From Vanity Fair:
The founders of Lyft talk about Uber, Carl Icahn, and driverless cars
When Logan Green visited Zimbabwe, in 2005, he was taken aback by the country’s widespread use of minivan taxis, or kombis, that ferried groups of people around with staggering efficiency. What if a groundbreaking technology could be applied to this phenomenon, he wondered, and the service operated at scale? So he decided to start a ride-sharing company of his own, Zimride, and by some coincidence or fate (O.K., it was a Facebook post that a mutual friend had shared), he was introduced to a guy who could have named the start-up after himself: John Zimmer. Zimride eventually rebranded and pivoted to be what’s now known as Lyft.
Lyft, once considered Uber’s little nemesis, is now trying to eat the the $62.5 billion start-up’s lunch. Starting with a $100 million capital infusion by Carl Icahn in 2015, Lyft has become a major global competitor and tormentor. Now valued at $5.5 billion, Lyft has partnered with China’s Didi Chuxing, India’s Ola, and Southeast Asia’s Grab, and indirectly forced Uber to keep up in those markets. (Hence the company’s announcement of a recent $3.5 billion investment from Saudi Arabia’s sovereign wealth fund.) Lyft also took on a major investment from General Motors earlier this year, and has taken steps toward self-driving cars.
Here, Green and Zimmer speak about a future without car ownership, autonomous driving, gender issues, and their theory about treating drivers right, among other topics.
VF.com: What’s your ultimate vision for the future of transportation?
Logan Green: The experience we’re seeing today is just the tip of the iceberg. And as autonomous vehicles come to market and become more of a mature technology, the majority of the population, we believe, will stop choosing to own a car. When you imagine the experience of being able to open up the app and choosing whatever type of car you want, the car is 30 seconds away, waiting for you, picks you up in an instant—when you’re going to work you can have the cheap commuter car, when you’re going on a family trip you can have a family Lyft, a big S.U.V., a nice car for date night.

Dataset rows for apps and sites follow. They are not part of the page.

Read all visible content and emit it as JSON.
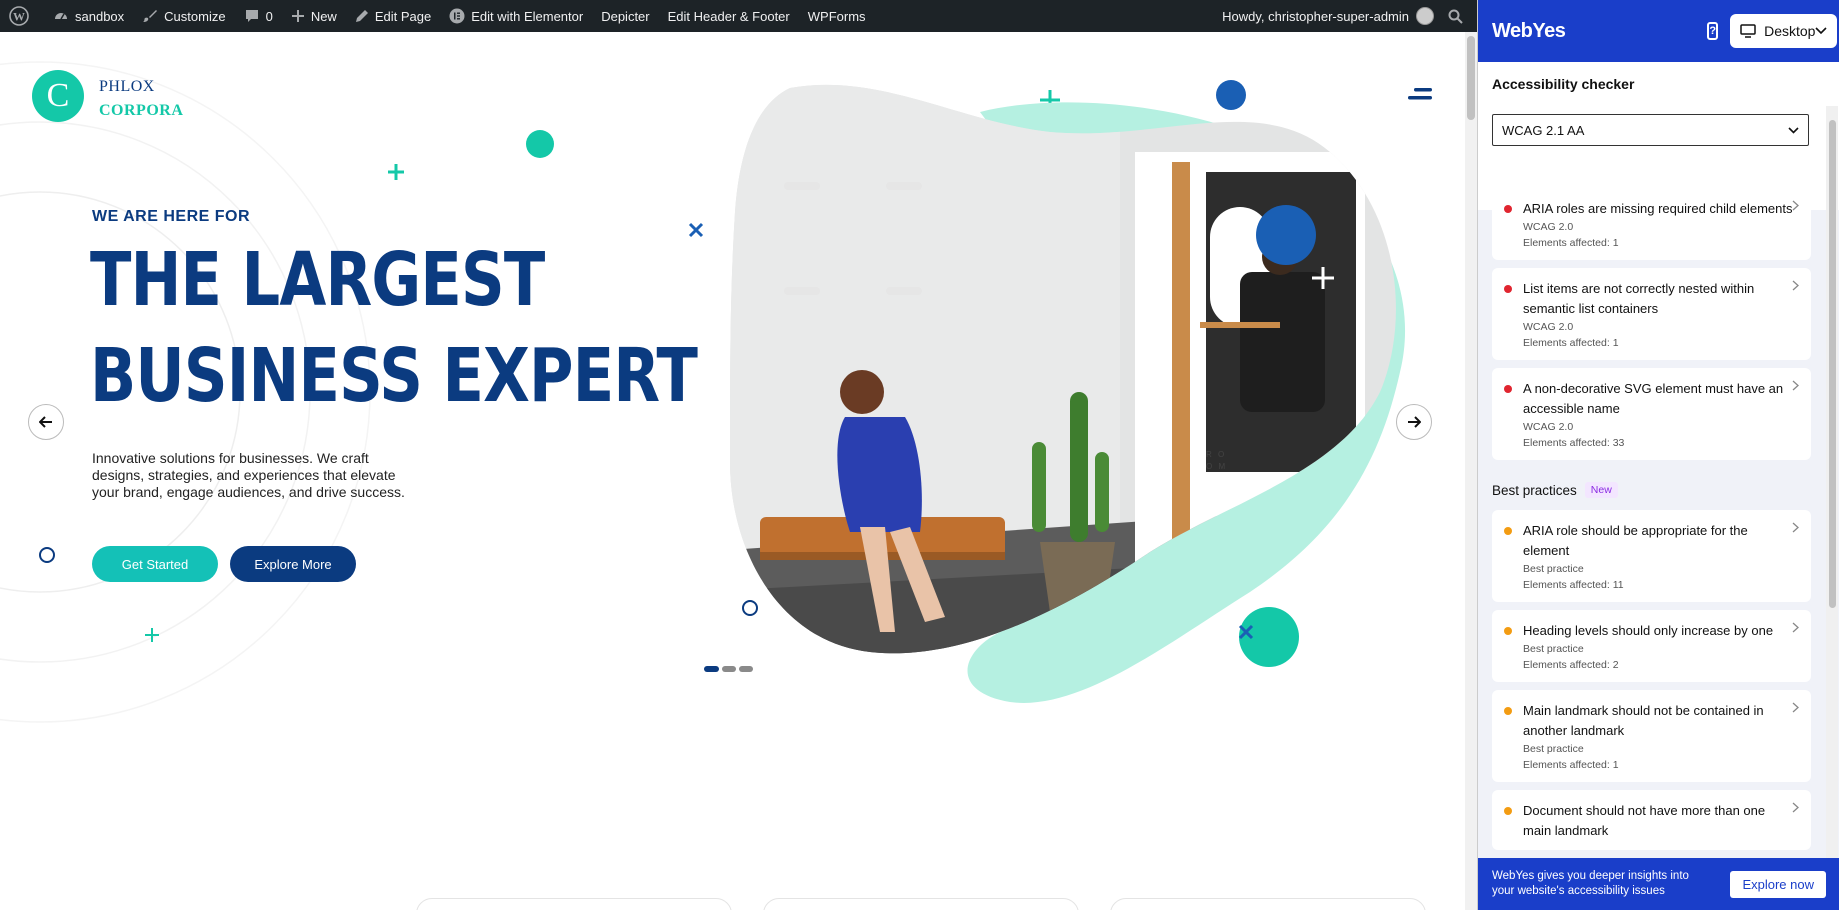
{
  "adminbar": {
    "site": "sandbox",
    "customize": "Customize",
    "comments": "0",
    "new": "New",
    "edit_page": "Edit Page",
    "edit_elementor": "Edit with Elementor",
    "depicter": "Depicter",
    "edit_header_footer": "Edit Header & Footer",
    "wpforms": "WPForms",
    "howdy": "Howdy, christopher-super-admin"
  },
  "hero": {
    "logo_letter": "C",
    "logo_line1": "PHLOX",
    "logo_line2": "CORPORA",
    "eyebrow": "WE ARE HERE FOR",
    "title_line1": "THE LARGEST",
    "title_line2": "BUSINESS EXPERT",
    "description": "Innovative solutions for businesses. We craft designs, strategies, and experiences that elevate your brand, engage audiences, and drive success.",
    "primary_button": "Get Started",
    "secondary_button": "Explore More",
    "image_label_1": "R O",
    "image_label_2": "O M"
  },
  "webyes": {
    "logo": "WebYes",
    "device": "Desktop",
    "section_title": "Accessibility checker",
    "standard": "WCAG 2.1 AA",
    "issues": [
      {
        "title": "ARIA roles are missing required child elements",
        "meta": "WCAG 2.0",
        "affected": "Elements affected: 1"
      },
      {
        "title": "List items are not correctly nested within semantic list containers",
        "meta": "WCAG 2.0",
        "affected": "Elements affected: 1"
      },
      {
        "title": "A non-decorative SVG element must have an accessible name",
        "meta": "WCAG 2.0",
        "affected": "Elements affected: 33"
      }
    ],
    "best_practices_label": "Best practices",
    "new_badge": "New",
    "practices": [
      {
        "title": "ARIA role should be appropriate for the element",
        "meta": "Best practice",
        "affected": "Elements affected: 11"
      },
      {
        "title": "Heading levels should only increase by one",
        "meta": "Best practice",
        "affected": "Elements affected: 2"
      },
      {
        "title": "Main landmark should not be contained in another landmark",
        "meta": "Best practice",
        "affected": "Elements affected: 1"
      },
      {
        "title": "Document should not have more than one main landmark"
      }
    ],
    "footer_text": "WebYes gives you deeper insights into your website's accessibility issues",
    "footer_button": "Explore now"
  },
  "colors": {
    "brand_blue": "#1a3ec9",
    "navy": "#0b3b80",
    "teal": "#14c8a8",
    "error": "#e0252f",
    "warning": "#f39c12"
  }
}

You’ll have whatever car you want whenever you want. All the hassles of car ownership go away. You’re never missing a day of work to take your car to the shop. You’re never spending time at a gas station. Parking lots go away. Look at any street and you see cars parked on both sides. That all changes. Ultimately, cities evolve to be built more around people than cars.
John Zimmer: That’s what’s most exciting to us. By rebuilding transportation so that you’re not owning this thing that just sits there all the time, you get to rebuild cities in the process. If we do this right as a country, we have a chance to re-create our cities with the people, rather than cars, at the center. Our cities today have been built for the car. They’ve been built for car ownership. Imagine walking around in the city where you don’t see any parking lots and you don’t need that many roads.
How did Lyft’s partnership with GM come about?
Zimmer: Dan Ammann, the president of General Motors, came to our office toward the end of last year. They, too, believe that car ownership will change dramatically in the near term, specifically in the urban environment. And they were excited to be part of that. Then I gave a speech at the L.A. Auto Show, titled “The end of car ownership,” about how millennials don’t care about cars and don’t want a $9,000 ball and chain. We had already scheduled a meeting with General Motors for after the talk, and had this second strategic meeting with them about an investment. The investment was made, and it focuses on two areas.
Green: The first element is Express Drive, which provides vehicles to drivers. With Express Drive we have 160,000 people who have applied to be Lyft drivers who didn’t have cars that qualified, and Express Drive is about providing a vehicle for them. We launched that three months after we kicked off the partnership in Chicago.
The second piece, which is longer term, is about autonomous. We’re working closely with GM on planning out what the future of autonomous looks like, with the concept that you’d be requesting those vehicles through the Lyft network.
When do you think we’ll see driverless cars?
Green: I think they’re going to happen both sooner and longer than a lot of people think. In the next few years you’re going to start seeing autonomous vehicles on the road, but they’ll have limited capabilities. They won’t be able to drive on every street. They won’t be able to drive above 25 miles an hour. They won’t be able to drive in all-weather conditions. It’ll take those cars a number of years to be able to evolve to handle all conditions. It’ll be a while longer before you’re seeing completely capable autonomous vehicles.
Is there any tension between Lyft having this fleet of drivers and this future where cars don’t need drivers?
Zimmer: Autonomous vehicles, because they’ll be able to operate at a lower cost, will be able to pull more consumers into the Lyft network. And as you have more people switching from using their own car, they’ll be taking more rides that still require a person behind the wheel. We think that in the foreseeable future of the next five-plus years, the number of human drivers we need on the road is going to keep going up. Longer term, of course, when the cars are fully autonomous, there will be a big shift....